Task goal >>
Your task is to repeat the entries word for word while leaving out the pictures.
----------------
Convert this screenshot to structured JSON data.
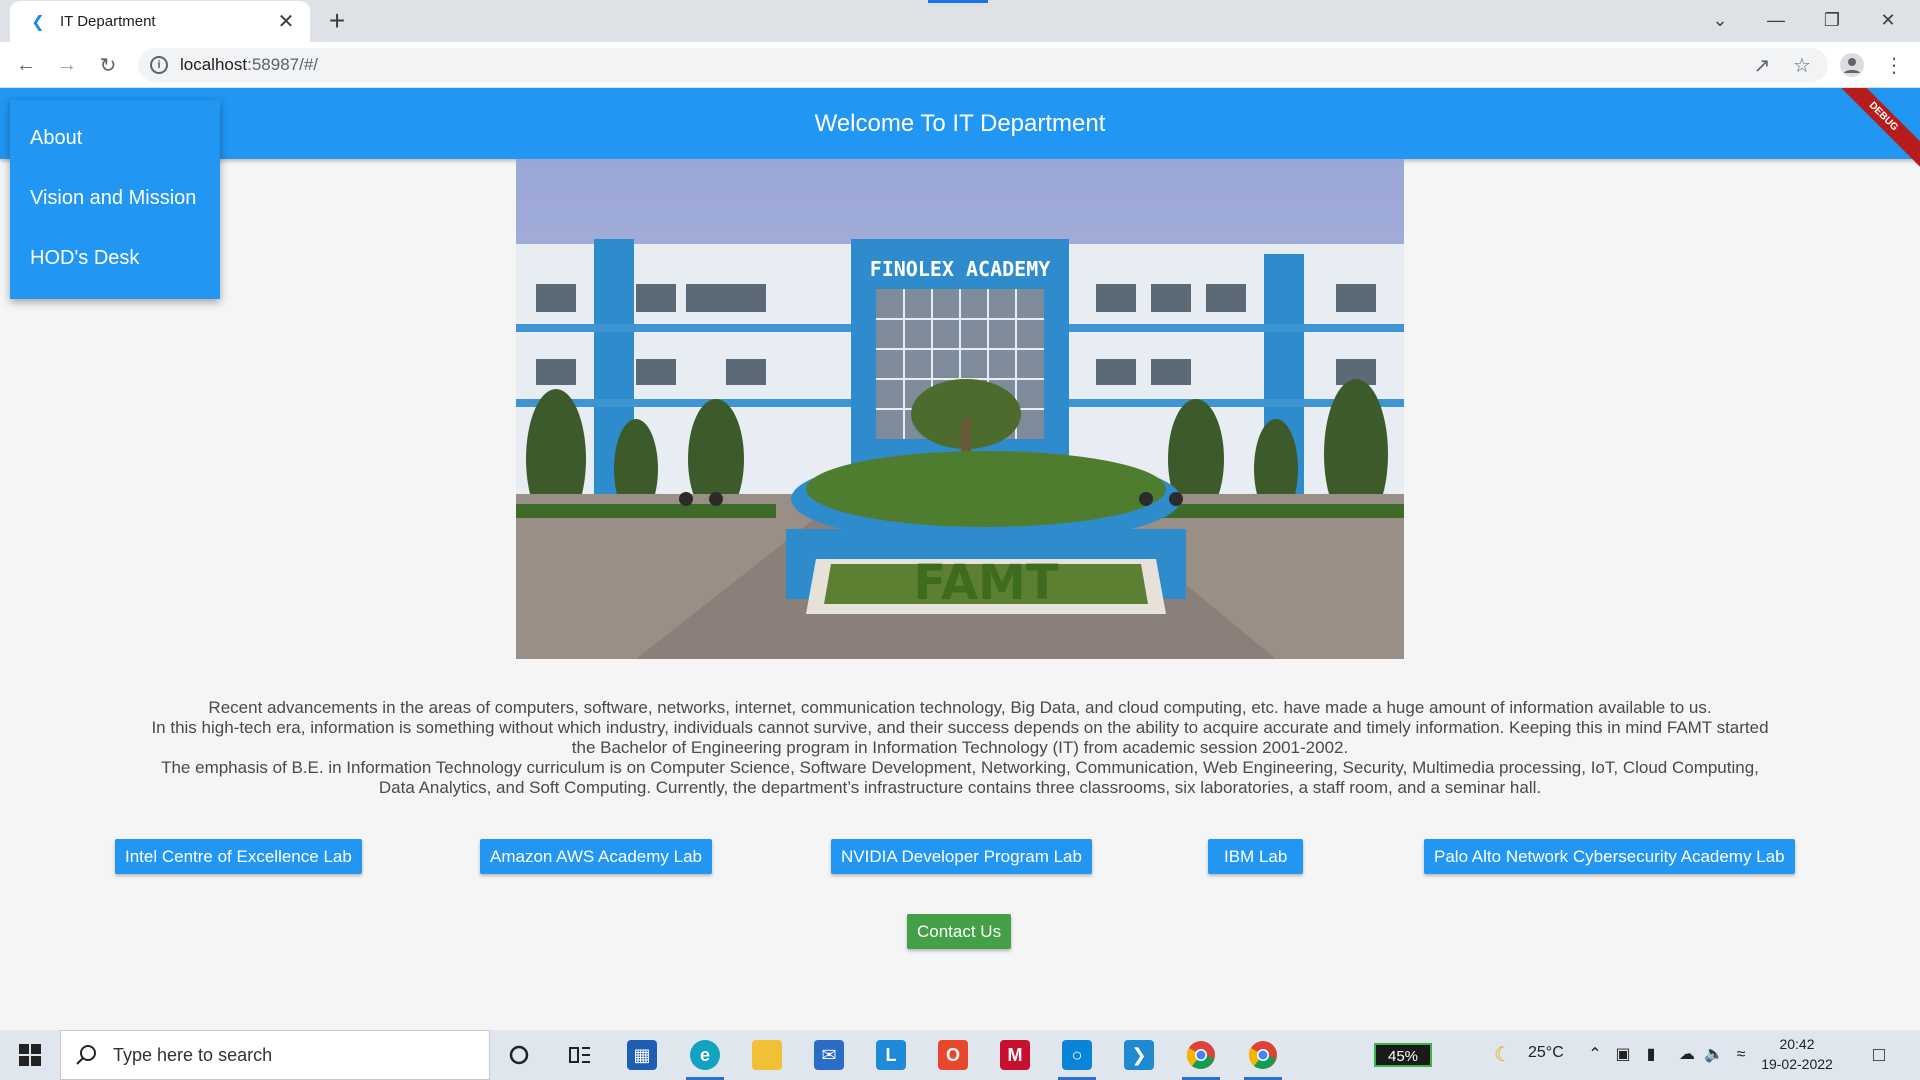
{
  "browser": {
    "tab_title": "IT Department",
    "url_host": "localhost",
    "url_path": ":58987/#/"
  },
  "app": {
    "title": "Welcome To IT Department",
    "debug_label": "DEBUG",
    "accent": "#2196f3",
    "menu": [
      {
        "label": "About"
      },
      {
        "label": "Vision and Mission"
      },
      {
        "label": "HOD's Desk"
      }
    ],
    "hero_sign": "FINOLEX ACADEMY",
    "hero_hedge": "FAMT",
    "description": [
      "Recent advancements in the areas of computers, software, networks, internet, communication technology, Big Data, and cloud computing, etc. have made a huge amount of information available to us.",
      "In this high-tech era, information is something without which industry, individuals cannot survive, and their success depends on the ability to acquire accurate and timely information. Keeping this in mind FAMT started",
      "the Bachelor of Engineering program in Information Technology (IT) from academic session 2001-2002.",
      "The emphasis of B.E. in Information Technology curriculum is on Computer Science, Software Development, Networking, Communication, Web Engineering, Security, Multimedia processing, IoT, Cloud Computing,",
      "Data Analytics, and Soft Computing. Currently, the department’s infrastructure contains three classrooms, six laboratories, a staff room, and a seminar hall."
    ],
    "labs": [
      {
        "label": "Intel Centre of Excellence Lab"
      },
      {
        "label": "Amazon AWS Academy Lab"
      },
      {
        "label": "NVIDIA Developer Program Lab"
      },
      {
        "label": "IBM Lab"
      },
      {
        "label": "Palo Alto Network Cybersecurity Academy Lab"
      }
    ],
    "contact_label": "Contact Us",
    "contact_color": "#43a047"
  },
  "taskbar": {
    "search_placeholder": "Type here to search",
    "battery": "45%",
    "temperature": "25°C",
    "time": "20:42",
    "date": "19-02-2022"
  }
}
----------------
Your response >>
Convert this screenshot to structured JSON data.
{
  "browser": {
    "tab_title": "IT Department",
    "url_host": "localhost",
    "url_path": ":58987/#/"
  },
  "app": {
    "title": "Welcome To IT Department",
    "debug_label": "DEBUG",
    "accent": "#2196f3",
    "menu": [
      {
        "label": "About"
      },
      {
        "label": "Vision and Mission"
      },
      {
        "label": "HOD's Desk"
      }
    ],
    "hero_sign": "FINOLEX ACADEMY",
    "hero_hedge": "FAMT",
    "description": [
      "Recent advancements in the areas of computers, software, networks, internet, communication technology, Big Data, and cloud computing, etc. have made a huge amount of information available to us.",
      "In this high-tech era, information is something without which industry, individuals cannot survive, and their success depends on the ability to acquire accurate and timely information. Keeping this in mind FAMT started",
      "the Bachelor of Engineering program in Information Technology (IT) from academic session 2001-2002.",
      "The emphasis of B.E. in Information Technology curriculum is on Computer Science, Software Development, Networking, Communication, Web Engineering, Security, Multimedia processing, IoT, Cloud Computing,",
      "Data Analytics, and Soft Computing. Currently, the department’s infrastructure contains three classrooms, six laboratories, a staff room, and a seminar hall."
    ],
    "labs": [
      {
        "label": "Intel Centre of Excellence Lab"
      },
      {
        "label": "Amazon AWS Academy Lab"
      },
      {
        "label": "NVIDIA Developer Program Lab"
      },
      {
        "label": "IBM Lab"
      },
      {
        "label": "Palo Alto Network Cybersecurity Academy Lab"
      }
    ],
    "contact_label": "Contact Us",
    "contact_color": "#43a047"
  },
  "taskbar": {
    "search_placeholder": "Type here to search",
    "battery": "45%",
    "temperature": "25°C",
    "time": "20:42",
    "date": "19-02-2022"
  }
}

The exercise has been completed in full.